Your task is to return all the entries below exactly, with every picture omitted.

Start of STUDY MATERIAL

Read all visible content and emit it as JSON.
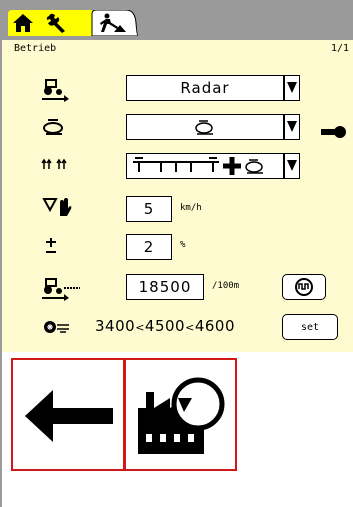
{
  "header": {
    "title": "Betrieb",
    "page_indicator": "1/1"
  },
  "tabs": [
    {
      "name": "home",
      "icon": "home-icon"
    },
    {
      "name": "settings",
      "icon": "wrench-icon"
    },
    {
      "name": "operation",
      "icon": "worker-icon",
      "active": true
    }
  ],
  "rows": {
    "speed_source": {
      "icon": "tractor-speed-icon",
      "value": "Radar"
    },
    "tramline": {
      "icon": "spreader-disc-icon",
      "side_icon": "key-switch-icon"
    },
    "boom": {
      "icon": "boom-sections-icon",
      "value_icons": [
        "boom-icon",
        "plus-icon",
        "spreader-disc-icon"
      ]
    },
    "simulated_speed": {
      "icon": "hand-speed-icon",
      "value": "5",
      "unit": "km/h"
    },
    "quantity_step": {
      "icon": "plus-minus-icon",
      "value": "2",
      "unit": "%"
    },
    "pulses": {
      "icon": "tractor-pulse-icon",
      "value": "18500",
      "unit": "/100m",
      "button_icon": "calibrate-icon"
    },
    "pto": {
      "icon": "pto-icon",
      "min": "3400",
      "current": "4500",
      "max": "4600",
      "sep": "<",
      "button_label": "set"
    }
  },
  "softkeys": [
    {
      "name": "back",
      "icon": "arrow-left-icon"
    },
    {
      "name": "factory-reset",
      "icon": "factory-reset-icon"
    }
  ],
  "colors": {
    "panel": "#fffbd0",
    "topbar": "#9a9a9a",
    "highlight": "#d01a1a"
  }
}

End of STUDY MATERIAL

▸ **REPLY TO THE TASK**
Read all visible content and emit it as JSON.
{
  "header": {
    "title": "Betrieb",
    "page_indicator": "1/1"
  },
  "tabs": [
    {
      "name": "home",
      "icon": "home-icon"
    },
    {
      "name": "settings",
      "icon": "wrench-icon"
    },
    {
      "name": "operation",
      "icon": "worker-icon",
      "active": true
    }
  ],
  "rows": {
    "speed_source": {
      "icon": "tractor-speed-icon",
      "value": "Radar"
    },
    "tramline": {
      "icon": "spreader-disc-icon",
      "side_icon": "key-switch-icon"
    },
    "boom": {
      "icon": "boom-sections-icon",
      "value_icons": [
        "boom-icon",
        "plus-icon",
        "spreader-disc-icon"
      ]
    },
    "simulated_speed": {
      "icon": "hand-speed-icon",
      "value": "5",
      "unit": "km/h"
    },
    "quantity_step": {
      "icon": "plus-minus-icon",
      "value": "2",
      "unit": "%"
    },
    "pulses": {
      "icon": "tractor-pulse-icon",
      "value": "18500",
      "unit": "/100m",
      "button_icon": "calibrate-icon"
    },
    "pto": {
      "icon": "pto-icon",
      "min": "3400",
      "current": "4500",
      "max": "4600",
      "sep": "<",
      "button_label": "set"
    }
  },
  "softkeys": [
    {
      "name": "back",
      "icon": "arrow-left-icon"
    },
    {
      "name": "factory-reset",
      "icon": "factory-reset-icon"
    }
  ],
  "colors": {
    "panel": "#fffbd0",
    "topbar": "#9a9a9a",
    "highlight": "#d01a1a"
  }
}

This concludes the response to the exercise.